NEW ORLEANSEncouraging results have emerged for a gene therapy
approach that stimulates a T cell response in chronic lymphocytic
leukemia (CLL). William G. Wierda, MD, of the Human Gene Therapy
Program at the University of San Diego School of Medicine, presented
the results at the 41st annual meeting of the American Society of
Infusion of autologous adenovirus-vector-transduced CLL B cells was
well tolerated and appeared to have significant biologic activity. In
this treatment, the leukemia B cells of patients with CLL were
transduced to express recombinant CD154 (CD40-ligand) using
high-titer replication-defective adenovirus vector (Ad-CD154).
Unlike CLL B cells transfected with control adenovirus vectors,
Ad-CD154-infected CLL B cells become highly effective stimulators of
autologous T cells in mixed lymphocyte reactions and can even induce
autologous T cells to generate CLL-specific cytotoxic T lymphocytes n
vitro, Dr. Wierda explained.

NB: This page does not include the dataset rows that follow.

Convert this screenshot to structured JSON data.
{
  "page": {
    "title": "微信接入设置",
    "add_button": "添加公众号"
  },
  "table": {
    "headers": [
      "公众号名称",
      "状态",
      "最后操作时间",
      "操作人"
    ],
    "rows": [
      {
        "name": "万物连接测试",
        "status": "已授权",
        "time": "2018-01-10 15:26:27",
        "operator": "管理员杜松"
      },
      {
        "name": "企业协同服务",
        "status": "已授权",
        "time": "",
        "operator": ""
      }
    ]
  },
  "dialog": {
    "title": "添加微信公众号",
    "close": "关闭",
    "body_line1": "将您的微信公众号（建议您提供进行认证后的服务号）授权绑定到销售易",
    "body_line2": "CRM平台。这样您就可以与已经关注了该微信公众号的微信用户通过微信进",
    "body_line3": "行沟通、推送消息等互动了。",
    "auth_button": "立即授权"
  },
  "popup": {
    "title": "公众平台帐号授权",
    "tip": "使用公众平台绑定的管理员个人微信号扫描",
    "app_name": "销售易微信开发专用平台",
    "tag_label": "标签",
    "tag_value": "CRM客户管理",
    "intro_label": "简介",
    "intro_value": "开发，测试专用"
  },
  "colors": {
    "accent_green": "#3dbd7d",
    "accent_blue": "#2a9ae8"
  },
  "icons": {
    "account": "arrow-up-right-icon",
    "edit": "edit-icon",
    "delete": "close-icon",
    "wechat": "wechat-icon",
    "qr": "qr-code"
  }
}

The treatment was administered to 11 patients, aged 37 to 80, by a
single intravenous infusion in a dose-escalating protocol. The

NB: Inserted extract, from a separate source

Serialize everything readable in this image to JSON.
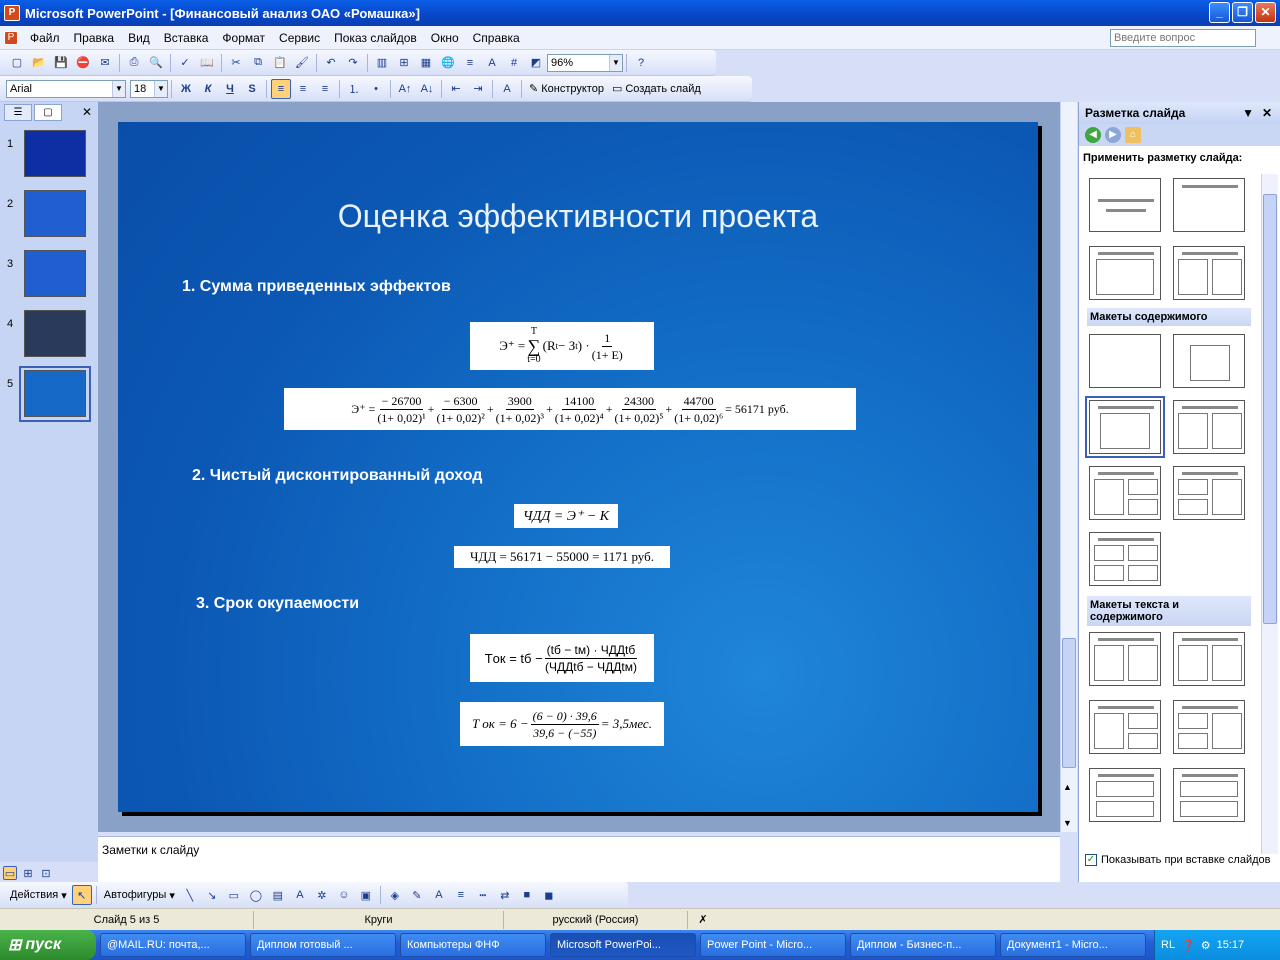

objectives were to identify dose-limiting toxicity, identify maximum
tolerated dose, and assess host response to the transduced cells.
Refinement of the technique after the earlier pilot trial has
resulted in the ability to transduce about 50% of the cells for
infusion, Dr. Wierda said.
After infusion of the cells, the investigators measured transgene
expression in the peripheral blood and observed phenotypic changes in
the bystander leukemia cell population by flow cytometry, most
notably increases in FAS (CD9) and induction of the expression of
costimulatory molecules. Dr. Wierda speculated that, based on
laboratory studies, transgene expression could persist for about 1
week after infusion.
Measurable increases in plasma concentrations of interferon-gamma,
interleukin-6, and interleukin-12 were detected within 2 days of
infusion. Increases of 200% to 400% in absolute T-cell counts and
increases in leukemia-specific T cells were observed in most subjects
within several weeks, and most patients experienced an average 40%
reduction in absolute lymphocyte count.
Clinically, decreases in lymph node size corresponded with these
changes, the average reduction being 70% within 1 to 4 weeks of
treatment, Dr. Wierda said.
The therapy was safe, with no dose-limiting toxicity demonstrated.
The most common side effects were flu-like symptoms. Laboratory
abnormalities included decreases in platelet counts, a slight
prolongation of prothrombin time, and a slight elevation in
transaminase levels. All toxicities resolved within 7 to 10 days of